Component data from apps and pages:
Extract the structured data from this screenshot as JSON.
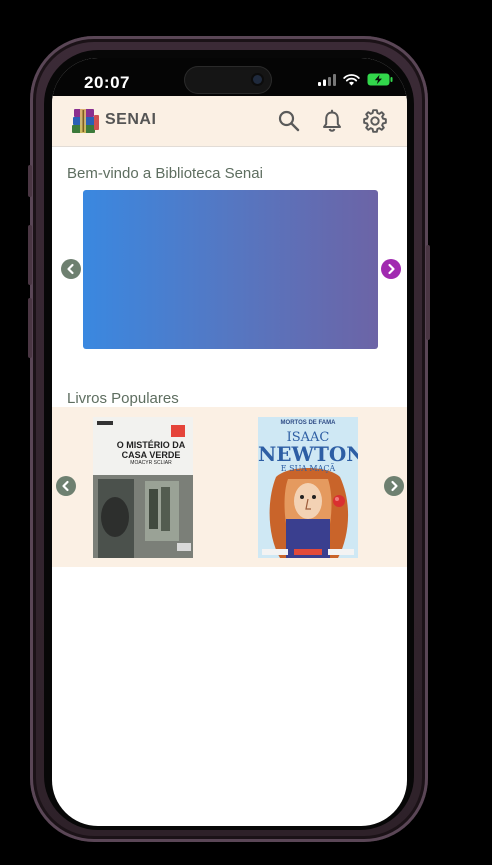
{
  "status_bar": {
    "time": "20:07"
  },
  "app_bar": {
    "brand": "SENAI",
    "icons": [
      "search-icon",
      "bell-icon",
      "gear-icon"
    ]
  },
  "welcome": {
    "title": "Bem-vindo a Biblioteca Senai",
    "banner_gradient": [
      "#3a88e0",
      "#6c64a6"
    ]
  },
  "popular": {
    "title": "Livros Populares",
    "books": [
      {
        "cover_title": "O MISTÉRIO DA CASA VERDE",
        "cover_author": "MOACYR SCLIAR"
      },
      {
        "cover_series": "MORTOS DE FAMA",
        "cover_title_1": "ISAAC",
        "cover_title_2": "NEWTON",
        "cover_subtitle": "E SUA MAÇÃ"
      }
    ]
  },
  "colors": {
    "appbar_bg": "#fbf0e4",
    "arrow_green": "#6e8070",
    "arrow_purple": "#a12ab0",
    "section_title": "#5e6e60"
  }
}
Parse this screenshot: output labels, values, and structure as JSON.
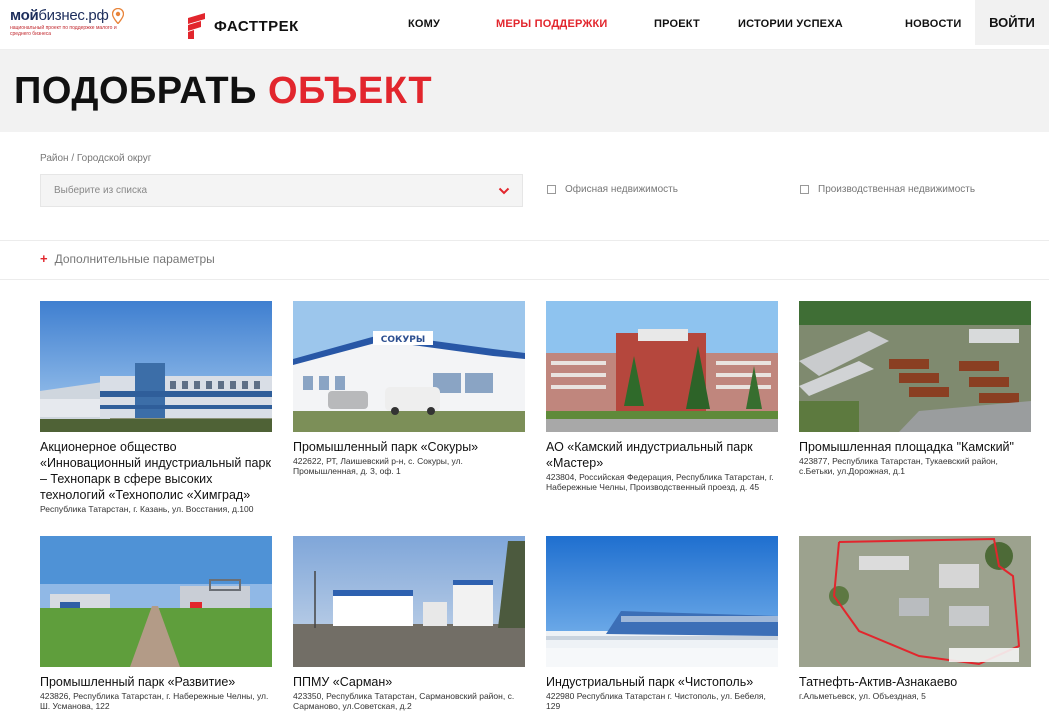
{
  "header": {
    "mb_logo": {
      "main_bold": "мой",
      "main_light": "бизнес.рф",
      "subtitle": "национальный проект по поддержке малого и среднего бизнеса"
    },
    "ft_logo": {
      "text": "ФАСТТРЕК"
    },
    "nav": [
      {
        "label": "КОМУ",
        "active": false
      },
      {
        "label": "МЕРЫ ПОДДЕРЖКИ",
        "active": true
      },
      {
        "label": "ПРОЕКТ",
        "active": false
      },
      {
        "label": "ИСТОРИИ УСПЕХА",
        "active": false
      },
      {
        "label": "НОВОСТИ",
        "active": false
      }
    ],
    "login": "ВОЙТИ"
  },
  "page": {
    "title_black": "ПОДОБРАТЬ ",
    "title_red": "ОБЪЕКТ"
  },
  "filters": {
    "district_label": "Район / Городской округ",
    "district_placeholder": "Выберите из списка",
    "office_label": "Офисная недвижимость",
    "production_label": "Производственная недвижимость",
    "extra_params": "Дополнительные параметры"
  },
  "cards": [
    {
      "title": "Акционерное общество «Инновационный индустриальный парк – Технопарк в сфере высоких технологий «Технополис «Химград»",
      "address": "Республика Татарстан, г. Казань, ул. Восстания, д.100"
    },
    {
      "title": "Промышленный парк «Сокуры»",
      "address": "422622, РТ, Лаишевский р-н, с. Сокуры, ул. Промышленная, д. 3, оф. 1",
      "sign": "СОКУРЫ"
    },
    {
      "title": "АО «Камский индустриальный парк «Мастер»",
      "address": "423804, Российская Федерация, Республика Татарстан, г. Набережные Челны, Производственный проезд, д. 45"
    },
    {
      "title": "Промышленная площадка \"Камский\"",
      "address": "423877, Республика Татарстан, Тукаевский район, с.Бетьки, ул.Дорожная, д.1"
    },
    {
      "title": "Промышленный парк «Развитие»",
      "address": "423826, Республика Татарстан, г. Набережные Челны, ул. Ш. Усманова, 122"
    },
    {
      "title": "ППМУ «Сарман»",
      "address": "423350, Республика Татарстан, Сармановский район, с. Сарманово, ул.Советская, д.2"
    },
    {
      "title": "Индустриальный парк «Чистополь»",
      "address": "422980 Республика Татарстан г. Чистополь, ул. Бебеля, 129"
    },
    {
      "title": "Татнефть-Актив-Азнакаево",
      "address": "г.Альметьевск, ул. Объездная, 5"
    }
  ]
}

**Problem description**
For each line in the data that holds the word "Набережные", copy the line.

**Output of the task**
      "address": "423804, Российская Федерация, Республика Татарстан, г. Набережные Челны, Производственный проезд, д. 45"
      "address": "423826, Республика Татарстан, г. Набережные Челны, ул. Ш. Усманова, 122"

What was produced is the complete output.